December 5, 2016
Don’t Pass Snow Plows on the Right ~ Duh!
By: Mary Pellegrini
A couple years back someone tacked this added message below the warning sign that really states the obvious. Be prepared when exploring Oregon during the winter months. And don’t always rely on that GPS. Many forest roads, while beautiful alternatives from the main highways and freeways during the snow free months, are not maintained during the winter.
Travelers should be aware that even a few inches of snow can obscure icy roads and soft shoulders where vehicles can become stuck. Winter storms can trigger unexpected rock slides, and falling limbs and trees; they can quickly change driving conditions on forest roads from passable to impassable in a matter of minutes.
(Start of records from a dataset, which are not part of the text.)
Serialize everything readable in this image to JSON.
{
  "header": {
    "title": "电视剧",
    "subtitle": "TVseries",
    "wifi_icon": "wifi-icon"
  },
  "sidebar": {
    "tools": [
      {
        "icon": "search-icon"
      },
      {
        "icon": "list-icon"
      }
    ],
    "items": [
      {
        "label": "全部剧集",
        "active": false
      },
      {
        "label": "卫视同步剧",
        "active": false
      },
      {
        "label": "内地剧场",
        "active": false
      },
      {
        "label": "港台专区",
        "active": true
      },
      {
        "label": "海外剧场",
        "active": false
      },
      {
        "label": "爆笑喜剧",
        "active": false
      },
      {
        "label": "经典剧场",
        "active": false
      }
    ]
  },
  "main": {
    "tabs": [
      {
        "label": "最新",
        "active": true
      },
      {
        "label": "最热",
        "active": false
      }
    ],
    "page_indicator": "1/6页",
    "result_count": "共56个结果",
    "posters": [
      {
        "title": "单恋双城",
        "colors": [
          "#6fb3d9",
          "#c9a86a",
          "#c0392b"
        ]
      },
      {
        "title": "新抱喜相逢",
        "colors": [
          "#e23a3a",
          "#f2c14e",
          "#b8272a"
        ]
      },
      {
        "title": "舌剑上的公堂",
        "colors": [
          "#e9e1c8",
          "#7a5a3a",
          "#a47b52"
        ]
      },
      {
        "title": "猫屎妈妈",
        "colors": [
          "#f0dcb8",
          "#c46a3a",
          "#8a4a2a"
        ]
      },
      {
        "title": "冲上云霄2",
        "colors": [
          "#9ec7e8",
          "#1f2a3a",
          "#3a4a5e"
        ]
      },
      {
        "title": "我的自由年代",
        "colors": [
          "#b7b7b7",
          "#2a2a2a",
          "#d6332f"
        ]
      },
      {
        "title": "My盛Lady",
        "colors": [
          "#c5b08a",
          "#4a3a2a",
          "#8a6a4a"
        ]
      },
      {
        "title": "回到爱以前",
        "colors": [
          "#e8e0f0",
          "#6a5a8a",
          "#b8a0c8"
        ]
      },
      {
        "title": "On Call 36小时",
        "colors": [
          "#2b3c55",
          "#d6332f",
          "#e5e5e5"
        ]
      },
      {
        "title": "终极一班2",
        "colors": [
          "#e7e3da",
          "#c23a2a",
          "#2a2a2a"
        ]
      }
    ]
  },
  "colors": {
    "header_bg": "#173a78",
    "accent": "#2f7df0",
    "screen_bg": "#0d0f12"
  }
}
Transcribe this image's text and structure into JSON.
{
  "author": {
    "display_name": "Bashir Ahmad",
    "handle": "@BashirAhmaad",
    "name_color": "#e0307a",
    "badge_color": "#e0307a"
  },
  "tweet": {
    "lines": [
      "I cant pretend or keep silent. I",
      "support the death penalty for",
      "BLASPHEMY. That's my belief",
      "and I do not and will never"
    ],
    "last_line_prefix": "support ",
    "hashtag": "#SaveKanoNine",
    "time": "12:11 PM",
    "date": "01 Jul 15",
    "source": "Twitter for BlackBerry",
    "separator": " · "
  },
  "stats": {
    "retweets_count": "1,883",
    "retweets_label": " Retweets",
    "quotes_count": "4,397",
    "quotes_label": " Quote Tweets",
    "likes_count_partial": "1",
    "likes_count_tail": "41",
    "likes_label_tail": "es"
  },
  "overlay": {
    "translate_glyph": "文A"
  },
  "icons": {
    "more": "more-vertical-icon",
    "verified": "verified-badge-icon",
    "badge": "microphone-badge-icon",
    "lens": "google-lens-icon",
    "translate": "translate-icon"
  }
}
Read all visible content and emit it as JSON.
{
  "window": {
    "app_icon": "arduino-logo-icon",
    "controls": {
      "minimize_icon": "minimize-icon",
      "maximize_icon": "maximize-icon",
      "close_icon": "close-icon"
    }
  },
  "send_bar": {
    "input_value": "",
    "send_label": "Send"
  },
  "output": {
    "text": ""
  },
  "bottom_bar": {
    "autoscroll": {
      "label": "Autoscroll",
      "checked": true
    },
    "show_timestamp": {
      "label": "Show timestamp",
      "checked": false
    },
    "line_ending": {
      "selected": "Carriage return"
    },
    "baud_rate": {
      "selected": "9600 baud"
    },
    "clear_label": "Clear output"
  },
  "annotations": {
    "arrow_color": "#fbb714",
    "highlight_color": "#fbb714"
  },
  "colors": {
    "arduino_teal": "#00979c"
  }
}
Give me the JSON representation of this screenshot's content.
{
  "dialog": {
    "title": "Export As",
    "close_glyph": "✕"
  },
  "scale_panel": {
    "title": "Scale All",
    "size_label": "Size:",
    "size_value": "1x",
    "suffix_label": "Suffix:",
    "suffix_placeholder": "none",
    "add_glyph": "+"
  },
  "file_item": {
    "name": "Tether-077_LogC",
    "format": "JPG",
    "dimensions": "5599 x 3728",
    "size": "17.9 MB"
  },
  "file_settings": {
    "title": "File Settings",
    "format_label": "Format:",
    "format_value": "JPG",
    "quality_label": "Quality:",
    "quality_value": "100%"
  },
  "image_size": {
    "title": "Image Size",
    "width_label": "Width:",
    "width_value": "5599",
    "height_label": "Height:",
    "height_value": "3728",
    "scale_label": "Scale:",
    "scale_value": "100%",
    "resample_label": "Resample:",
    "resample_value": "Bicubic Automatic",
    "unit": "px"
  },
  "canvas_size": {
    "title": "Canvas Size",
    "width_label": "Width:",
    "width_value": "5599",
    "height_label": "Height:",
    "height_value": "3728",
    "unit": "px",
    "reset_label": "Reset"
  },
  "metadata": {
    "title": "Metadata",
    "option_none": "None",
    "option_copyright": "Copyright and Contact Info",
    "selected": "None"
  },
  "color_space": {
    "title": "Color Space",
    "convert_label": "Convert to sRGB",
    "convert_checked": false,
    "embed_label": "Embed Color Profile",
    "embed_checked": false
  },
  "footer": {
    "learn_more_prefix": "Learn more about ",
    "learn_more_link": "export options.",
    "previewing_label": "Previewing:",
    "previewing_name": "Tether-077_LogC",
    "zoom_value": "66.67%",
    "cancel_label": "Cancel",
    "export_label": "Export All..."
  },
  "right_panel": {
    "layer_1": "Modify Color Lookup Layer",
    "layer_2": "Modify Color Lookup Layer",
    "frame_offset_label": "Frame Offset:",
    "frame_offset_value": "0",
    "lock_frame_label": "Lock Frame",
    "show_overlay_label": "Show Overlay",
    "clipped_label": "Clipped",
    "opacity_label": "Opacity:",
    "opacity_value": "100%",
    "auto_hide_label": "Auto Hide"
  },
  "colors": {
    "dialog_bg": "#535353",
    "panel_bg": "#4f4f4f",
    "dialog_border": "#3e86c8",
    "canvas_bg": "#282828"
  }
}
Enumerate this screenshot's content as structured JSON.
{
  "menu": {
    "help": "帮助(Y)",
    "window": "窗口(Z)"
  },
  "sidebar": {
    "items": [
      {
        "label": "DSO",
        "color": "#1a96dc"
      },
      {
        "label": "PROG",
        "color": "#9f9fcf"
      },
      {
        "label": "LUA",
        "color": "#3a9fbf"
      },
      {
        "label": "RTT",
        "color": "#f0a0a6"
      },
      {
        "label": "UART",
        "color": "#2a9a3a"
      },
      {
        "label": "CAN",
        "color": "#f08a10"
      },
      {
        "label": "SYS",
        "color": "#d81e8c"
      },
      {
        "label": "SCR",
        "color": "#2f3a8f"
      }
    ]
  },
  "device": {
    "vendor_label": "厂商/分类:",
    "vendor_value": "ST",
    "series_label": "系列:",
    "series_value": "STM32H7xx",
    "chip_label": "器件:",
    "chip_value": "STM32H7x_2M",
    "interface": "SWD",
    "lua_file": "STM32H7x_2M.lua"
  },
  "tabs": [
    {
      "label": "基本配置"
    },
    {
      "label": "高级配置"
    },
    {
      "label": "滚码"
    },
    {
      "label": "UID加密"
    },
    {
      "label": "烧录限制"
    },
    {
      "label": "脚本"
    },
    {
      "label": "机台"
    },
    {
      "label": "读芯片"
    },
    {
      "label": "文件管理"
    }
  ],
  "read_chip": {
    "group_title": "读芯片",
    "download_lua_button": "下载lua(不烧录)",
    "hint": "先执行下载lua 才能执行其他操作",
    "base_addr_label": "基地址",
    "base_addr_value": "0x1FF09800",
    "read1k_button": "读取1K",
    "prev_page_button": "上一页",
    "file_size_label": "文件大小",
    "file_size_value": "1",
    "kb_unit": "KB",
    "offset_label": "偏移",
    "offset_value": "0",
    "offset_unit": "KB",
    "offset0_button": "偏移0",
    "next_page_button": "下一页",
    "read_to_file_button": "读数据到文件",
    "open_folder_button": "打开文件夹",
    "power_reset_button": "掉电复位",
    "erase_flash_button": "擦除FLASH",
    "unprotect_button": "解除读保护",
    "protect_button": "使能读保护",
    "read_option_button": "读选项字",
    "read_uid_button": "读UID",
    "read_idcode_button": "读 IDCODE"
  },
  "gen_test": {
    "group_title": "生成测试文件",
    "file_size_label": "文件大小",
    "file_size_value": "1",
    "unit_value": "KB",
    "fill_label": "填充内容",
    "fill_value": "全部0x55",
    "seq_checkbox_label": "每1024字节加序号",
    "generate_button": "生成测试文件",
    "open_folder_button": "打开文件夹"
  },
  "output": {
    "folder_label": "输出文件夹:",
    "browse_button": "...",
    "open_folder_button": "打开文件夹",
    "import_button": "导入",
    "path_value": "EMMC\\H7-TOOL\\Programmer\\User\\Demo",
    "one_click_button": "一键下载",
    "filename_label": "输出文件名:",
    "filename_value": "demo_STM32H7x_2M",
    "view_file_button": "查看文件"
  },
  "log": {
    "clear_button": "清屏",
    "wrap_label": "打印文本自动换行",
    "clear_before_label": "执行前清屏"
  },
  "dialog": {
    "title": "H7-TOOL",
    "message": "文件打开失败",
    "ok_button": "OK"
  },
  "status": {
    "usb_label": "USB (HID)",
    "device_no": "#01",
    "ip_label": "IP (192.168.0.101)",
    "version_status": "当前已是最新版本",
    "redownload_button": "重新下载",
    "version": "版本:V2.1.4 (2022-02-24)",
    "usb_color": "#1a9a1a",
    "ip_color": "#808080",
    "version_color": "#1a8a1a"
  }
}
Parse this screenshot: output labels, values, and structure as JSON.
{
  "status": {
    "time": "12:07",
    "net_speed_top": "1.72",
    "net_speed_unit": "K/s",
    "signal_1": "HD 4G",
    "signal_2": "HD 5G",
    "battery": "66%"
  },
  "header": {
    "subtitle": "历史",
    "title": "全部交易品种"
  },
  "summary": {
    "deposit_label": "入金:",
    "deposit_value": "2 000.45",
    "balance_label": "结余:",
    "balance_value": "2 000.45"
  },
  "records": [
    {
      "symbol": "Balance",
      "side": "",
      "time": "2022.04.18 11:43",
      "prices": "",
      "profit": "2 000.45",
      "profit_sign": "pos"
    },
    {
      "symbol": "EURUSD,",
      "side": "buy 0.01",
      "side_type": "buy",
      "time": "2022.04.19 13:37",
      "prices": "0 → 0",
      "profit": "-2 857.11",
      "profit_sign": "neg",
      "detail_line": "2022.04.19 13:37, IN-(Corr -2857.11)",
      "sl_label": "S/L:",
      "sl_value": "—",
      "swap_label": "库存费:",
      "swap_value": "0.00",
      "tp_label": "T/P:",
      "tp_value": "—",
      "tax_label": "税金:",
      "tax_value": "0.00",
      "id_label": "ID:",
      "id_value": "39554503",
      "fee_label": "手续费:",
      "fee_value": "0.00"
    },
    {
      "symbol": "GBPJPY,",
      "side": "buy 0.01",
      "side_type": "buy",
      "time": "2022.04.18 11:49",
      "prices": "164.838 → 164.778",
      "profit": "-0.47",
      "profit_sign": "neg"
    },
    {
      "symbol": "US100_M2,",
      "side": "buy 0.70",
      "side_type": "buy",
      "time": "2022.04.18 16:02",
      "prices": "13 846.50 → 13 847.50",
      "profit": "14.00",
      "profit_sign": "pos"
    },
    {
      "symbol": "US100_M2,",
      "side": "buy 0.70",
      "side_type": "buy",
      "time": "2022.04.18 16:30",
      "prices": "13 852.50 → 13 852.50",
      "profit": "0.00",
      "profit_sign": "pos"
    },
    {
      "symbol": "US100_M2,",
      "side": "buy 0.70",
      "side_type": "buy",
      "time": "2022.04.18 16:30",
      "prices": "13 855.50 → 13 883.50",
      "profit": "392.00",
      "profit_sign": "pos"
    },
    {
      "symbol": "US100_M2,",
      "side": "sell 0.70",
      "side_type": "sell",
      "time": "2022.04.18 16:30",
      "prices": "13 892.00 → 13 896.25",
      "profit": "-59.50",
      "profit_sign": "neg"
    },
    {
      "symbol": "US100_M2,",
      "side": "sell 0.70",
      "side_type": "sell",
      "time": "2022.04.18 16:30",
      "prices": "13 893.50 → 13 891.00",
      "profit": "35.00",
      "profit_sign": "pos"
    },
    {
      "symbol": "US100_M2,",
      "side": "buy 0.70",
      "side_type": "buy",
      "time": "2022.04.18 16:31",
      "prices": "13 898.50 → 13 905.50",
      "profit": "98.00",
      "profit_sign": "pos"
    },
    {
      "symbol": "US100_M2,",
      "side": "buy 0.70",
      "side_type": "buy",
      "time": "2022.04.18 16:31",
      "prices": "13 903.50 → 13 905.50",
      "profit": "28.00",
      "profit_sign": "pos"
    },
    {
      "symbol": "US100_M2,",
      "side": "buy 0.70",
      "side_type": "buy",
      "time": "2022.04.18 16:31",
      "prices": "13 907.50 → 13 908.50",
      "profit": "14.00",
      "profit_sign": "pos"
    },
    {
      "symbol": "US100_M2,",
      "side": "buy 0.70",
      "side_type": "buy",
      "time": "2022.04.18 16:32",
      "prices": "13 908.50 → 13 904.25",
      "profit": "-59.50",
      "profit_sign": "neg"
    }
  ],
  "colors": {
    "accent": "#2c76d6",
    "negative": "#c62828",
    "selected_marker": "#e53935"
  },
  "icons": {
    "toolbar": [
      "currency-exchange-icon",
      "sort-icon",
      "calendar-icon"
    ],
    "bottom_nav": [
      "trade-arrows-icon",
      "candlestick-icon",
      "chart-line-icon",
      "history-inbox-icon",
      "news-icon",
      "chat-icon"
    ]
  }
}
Keys to safe winter driving: Plan for the unexpected. Keep in mind that cell phones may not work in remote areas. Check the latest road and weather conditions at TripCheck.com or dial 511 before heading out. Always tell someone where you’re going and stick to that plan. Carry an emergency kit in your vehicle. Travelers should be prepared to spend long periods of time in the car. Blankets or sleeping bags, warm clothes, a snow shovel, water, food and other necessities are recommended as part of a complete vehicle emergency kit. Always fuel up at the beginning of the trip.
Weather can change quickly, particularly in higher elevations. Good snow tires, a 4-wheel drive vehicle, and chains are advised or often required, when driving in winter conditions. As a general rule, always adjust your speed to current conditions and drive at speeds that allow you to stop in half of the visible road distance ahead of you.
Helpful information about planning a trip to a national forest during the winter months can be found on the Know Before You Go webpage at go.usa.gov/Cmq.
ODOT and the Hood River County Maintenance Crews do an amazing job keeping Highways 26 and 35 through the Hood River Valley, around Mt Hood and through the Mt Hood National Forest passable. They plow, they de-ice and sand but it is our job to use a little common sense, stay on roads maintained during the winter months, and drive cautiously to make sure we reach our destination safely.